Last week Sarah Ferguson, formerly known as Fergie (and many other monikers), decided to speak out on US television in defence of her ex-husband Andrew.

As I’m sure you’ve heard, Prince Andrew is in a spot of bother at the moment, but I’m not going to go into details about any of that for fear of being incarcerated in the Tower. Suffice to say she probably felt he needed a bit of support.

However, I’m not sure how much solace Andrew would have felt when his ex-wife appeared on America’s Today programme and decided to promote her ex-husband at the same time as the new food juicer she is endorsing (the actual reason she was on the show). Sarah rambled somewhat incoherently about what a fabulous man her ex is, that he’s her best friend and a ‘humongously good man’. Not a very regal adjective.

There was of course much media coverage of her outburst. Most of it seemed to concentrate on the fact that people don’t understand how the non-couple can be as close as they make out they are and don’t believe that they are, in her words, ‘the happiest divorced couple in the world’. But this is actually one of the few things that she has said which I do believe and it’s because I also have an excellent relationship with my ex-husband. It would seem however that finding someone else who has a good relationship with their ex-spouse is as rare as discovering an under-inflated ego in the Celebrity Big Brother house.
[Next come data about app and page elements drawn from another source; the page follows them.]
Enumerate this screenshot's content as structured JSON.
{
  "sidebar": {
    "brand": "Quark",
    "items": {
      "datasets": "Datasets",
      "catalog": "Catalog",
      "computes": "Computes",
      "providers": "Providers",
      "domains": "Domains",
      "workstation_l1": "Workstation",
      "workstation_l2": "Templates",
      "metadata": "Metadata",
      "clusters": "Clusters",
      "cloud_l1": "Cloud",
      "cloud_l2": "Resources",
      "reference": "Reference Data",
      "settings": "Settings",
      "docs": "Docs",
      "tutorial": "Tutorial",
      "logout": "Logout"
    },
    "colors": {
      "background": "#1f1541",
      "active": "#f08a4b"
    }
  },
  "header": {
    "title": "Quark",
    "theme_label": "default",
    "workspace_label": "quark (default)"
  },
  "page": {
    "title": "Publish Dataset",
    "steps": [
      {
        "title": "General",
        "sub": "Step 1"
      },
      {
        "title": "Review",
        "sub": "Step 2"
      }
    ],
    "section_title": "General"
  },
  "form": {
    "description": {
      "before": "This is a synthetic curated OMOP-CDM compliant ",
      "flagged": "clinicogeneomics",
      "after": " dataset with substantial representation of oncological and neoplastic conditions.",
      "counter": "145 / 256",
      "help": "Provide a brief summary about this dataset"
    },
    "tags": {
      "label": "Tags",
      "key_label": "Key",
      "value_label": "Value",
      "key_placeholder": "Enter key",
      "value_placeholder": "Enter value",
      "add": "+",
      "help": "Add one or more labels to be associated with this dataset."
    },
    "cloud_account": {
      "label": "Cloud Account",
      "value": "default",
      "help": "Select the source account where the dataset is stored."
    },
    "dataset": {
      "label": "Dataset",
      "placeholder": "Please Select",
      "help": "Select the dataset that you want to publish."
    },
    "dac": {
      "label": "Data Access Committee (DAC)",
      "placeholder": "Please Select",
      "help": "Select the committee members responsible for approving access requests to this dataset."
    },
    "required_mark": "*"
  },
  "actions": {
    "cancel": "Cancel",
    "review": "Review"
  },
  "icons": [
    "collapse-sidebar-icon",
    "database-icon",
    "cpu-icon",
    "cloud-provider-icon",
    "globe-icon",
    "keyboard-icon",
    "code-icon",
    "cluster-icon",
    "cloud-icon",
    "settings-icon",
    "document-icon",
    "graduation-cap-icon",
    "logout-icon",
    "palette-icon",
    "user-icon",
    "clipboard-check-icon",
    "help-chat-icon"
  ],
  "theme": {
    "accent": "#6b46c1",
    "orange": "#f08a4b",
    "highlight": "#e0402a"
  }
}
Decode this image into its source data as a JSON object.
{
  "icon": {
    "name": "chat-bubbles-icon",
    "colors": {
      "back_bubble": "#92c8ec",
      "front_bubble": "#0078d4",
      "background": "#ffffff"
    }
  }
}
So due to my seemingly rare ‘happy-divorce’ condition, I was asked to discuss my thoughts on the Nick Ferrari programme on LBC. Nick asked, as most people do when I talk of my great friendship with my ex, how difficult it had been to create this good relationship after our separation and subsequent divorce? The answer is - not that difficult. Once the initial hurt and pain had passed, I realised that the man I had fallen in love with was still there and available to be part of my life. And although I wasn’t in love with him anymore (nor him me), his support, sense, wit and friendship was still available to me. So why on earth would I turn that away?

The Duke of York, Prince Andrew
The Duke of York, Prince Andrew
 

I know of so many people, both men and women, who waste so much time, effort and energy in hating their ex post-divorce, that they never move on with their lives. I find this desperately sad. Without sounding like a wannabe amateur psychologist, if someone harbours negativity or even hate for another person, the ‘hatee’ rarely feels it, but the ‘hater’ feels it all the time. Therefore who is the one that suffers with all that negativity? The person doing the hating.

For ex-partners, this is particularly awful when there are children involved. Although I wanted the good relationship with my ex for me, the other reason I pushed hard for it was because of our daughter Molly. I see other parents who can hardly stand being in the same room as each other with their children, which must be awful for the kids involved. In contrast, I love the fact that Molly sees her Dad and I getting on, having fun and being friends. Surely that’s hugely positive as she develops her understanding of relationships?

So, although I have never been a fan of Sarah Ferguson and find her desperation for fame and success in the US on the back of her Royal connection quite distasteful, I do empathise with her. I understand completely why she would want to back her ex-husband and I admire them both for keeping as close as they have done after many years apart. Would I call my ex-husband my best friend like she does? No. Would I want to live in the same house as him as the Yorks do? Definitely not. But I am happy to say that the closeness and friendship I have with my ex is the one thing I do have in common with Fergie. I just wish more people could manage to do the same.

NOTE TO SELF: Retaining friendships with an ex is not just for the sake of the kids.